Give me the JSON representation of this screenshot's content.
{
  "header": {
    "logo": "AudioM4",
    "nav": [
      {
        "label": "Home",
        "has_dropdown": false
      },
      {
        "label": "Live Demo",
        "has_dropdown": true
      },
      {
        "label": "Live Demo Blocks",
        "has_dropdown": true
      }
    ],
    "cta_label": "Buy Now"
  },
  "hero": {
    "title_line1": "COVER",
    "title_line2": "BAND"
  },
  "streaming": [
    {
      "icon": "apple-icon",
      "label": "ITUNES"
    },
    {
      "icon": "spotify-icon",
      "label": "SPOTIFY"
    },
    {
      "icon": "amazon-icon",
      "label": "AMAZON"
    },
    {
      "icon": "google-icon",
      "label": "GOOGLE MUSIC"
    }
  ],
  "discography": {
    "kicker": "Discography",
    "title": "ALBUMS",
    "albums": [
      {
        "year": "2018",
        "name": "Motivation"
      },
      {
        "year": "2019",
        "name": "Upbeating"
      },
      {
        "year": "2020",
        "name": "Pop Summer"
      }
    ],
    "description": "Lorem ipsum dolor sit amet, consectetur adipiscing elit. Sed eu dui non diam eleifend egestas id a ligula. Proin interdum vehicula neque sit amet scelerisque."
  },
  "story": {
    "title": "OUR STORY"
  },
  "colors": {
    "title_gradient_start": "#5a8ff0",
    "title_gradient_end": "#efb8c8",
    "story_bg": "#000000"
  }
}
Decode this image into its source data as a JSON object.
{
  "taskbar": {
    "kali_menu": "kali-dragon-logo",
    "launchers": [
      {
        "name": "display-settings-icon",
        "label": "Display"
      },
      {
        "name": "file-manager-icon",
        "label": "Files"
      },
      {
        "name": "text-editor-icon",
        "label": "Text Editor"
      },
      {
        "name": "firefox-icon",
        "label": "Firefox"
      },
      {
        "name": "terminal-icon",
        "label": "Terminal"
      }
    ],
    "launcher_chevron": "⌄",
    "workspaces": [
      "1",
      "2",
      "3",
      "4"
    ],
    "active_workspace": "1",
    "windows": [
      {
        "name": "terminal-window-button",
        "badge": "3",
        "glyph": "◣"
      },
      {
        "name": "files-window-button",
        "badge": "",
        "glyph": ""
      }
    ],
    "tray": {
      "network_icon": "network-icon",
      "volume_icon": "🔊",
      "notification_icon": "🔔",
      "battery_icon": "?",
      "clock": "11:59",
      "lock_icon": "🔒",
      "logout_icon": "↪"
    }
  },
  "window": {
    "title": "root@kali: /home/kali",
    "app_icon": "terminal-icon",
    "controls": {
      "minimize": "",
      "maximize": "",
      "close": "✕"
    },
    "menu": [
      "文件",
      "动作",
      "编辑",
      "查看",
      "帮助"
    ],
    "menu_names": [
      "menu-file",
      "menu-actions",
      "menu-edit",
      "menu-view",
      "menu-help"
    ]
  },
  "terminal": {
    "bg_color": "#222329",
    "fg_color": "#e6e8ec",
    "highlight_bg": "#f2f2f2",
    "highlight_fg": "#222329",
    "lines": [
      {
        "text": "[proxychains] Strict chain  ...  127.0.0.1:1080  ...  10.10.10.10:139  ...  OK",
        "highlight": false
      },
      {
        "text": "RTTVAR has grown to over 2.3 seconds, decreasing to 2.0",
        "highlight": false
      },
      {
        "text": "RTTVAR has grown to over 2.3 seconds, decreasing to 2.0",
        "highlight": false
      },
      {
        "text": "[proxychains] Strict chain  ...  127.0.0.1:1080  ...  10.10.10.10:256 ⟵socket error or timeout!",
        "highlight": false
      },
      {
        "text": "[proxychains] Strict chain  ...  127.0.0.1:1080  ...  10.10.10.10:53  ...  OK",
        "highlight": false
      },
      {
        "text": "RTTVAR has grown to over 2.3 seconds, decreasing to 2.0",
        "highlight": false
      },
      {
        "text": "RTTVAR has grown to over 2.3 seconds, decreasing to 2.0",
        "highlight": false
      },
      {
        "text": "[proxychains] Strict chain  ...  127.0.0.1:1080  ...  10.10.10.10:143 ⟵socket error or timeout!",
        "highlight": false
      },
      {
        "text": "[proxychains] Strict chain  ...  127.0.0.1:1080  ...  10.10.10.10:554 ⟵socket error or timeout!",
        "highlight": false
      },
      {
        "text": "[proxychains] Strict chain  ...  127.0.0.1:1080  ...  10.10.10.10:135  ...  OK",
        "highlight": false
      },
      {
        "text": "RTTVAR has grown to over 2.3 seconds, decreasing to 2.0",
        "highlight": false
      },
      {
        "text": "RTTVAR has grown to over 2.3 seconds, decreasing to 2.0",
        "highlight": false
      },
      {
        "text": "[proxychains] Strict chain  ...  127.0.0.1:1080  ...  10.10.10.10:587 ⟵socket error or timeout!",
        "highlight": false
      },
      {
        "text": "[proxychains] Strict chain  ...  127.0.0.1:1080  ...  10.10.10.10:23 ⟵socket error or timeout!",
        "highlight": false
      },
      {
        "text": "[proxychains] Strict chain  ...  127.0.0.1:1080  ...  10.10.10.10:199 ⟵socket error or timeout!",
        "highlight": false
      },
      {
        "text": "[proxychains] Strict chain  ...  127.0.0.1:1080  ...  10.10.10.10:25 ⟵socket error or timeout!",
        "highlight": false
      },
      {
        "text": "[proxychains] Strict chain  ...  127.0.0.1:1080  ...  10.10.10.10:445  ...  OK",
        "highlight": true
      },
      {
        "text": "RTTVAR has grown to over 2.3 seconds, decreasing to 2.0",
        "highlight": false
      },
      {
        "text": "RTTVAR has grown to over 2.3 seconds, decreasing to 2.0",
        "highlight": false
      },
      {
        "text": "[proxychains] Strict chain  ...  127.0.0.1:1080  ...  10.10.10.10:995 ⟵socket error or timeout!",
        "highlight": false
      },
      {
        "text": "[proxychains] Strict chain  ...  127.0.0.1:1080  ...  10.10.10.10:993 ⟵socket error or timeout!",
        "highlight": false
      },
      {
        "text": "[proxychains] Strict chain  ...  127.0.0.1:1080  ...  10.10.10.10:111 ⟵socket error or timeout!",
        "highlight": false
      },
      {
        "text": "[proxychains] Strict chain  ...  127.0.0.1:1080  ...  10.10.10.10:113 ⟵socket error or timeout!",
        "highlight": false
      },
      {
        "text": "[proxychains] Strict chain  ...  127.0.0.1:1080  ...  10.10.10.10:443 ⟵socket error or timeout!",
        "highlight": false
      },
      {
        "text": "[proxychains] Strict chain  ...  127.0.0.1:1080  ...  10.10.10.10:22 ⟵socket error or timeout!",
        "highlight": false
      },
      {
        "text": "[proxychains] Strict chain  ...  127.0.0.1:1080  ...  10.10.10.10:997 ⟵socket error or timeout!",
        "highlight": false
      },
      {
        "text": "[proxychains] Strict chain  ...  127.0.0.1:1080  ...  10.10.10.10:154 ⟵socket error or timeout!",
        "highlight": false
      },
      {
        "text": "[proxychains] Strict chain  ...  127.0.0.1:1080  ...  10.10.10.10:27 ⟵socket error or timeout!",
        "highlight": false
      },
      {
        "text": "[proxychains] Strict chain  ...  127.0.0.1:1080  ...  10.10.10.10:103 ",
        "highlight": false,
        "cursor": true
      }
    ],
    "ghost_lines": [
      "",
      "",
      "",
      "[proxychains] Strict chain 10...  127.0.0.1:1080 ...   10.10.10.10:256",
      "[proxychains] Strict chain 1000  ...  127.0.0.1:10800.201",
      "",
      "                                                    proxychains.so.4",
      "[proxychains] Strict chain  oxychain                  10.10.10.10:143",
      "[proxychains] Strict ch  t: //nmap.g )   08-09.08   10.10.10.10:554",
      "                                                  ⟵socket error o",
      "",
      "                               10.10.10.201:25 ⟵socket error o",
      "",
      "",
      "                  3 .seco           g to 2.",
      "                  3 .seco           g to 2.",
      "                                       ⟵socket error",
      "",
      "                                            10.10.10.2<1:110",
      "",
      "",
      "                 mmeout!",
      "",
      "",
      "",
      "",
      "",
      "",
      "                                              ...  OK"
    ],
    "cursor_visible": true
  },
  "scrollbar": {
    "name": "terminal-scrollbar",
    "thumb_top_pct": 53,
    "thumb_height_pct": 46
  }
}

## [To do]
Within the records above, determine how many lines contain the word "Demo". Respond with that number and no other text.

## [Problem solution]
2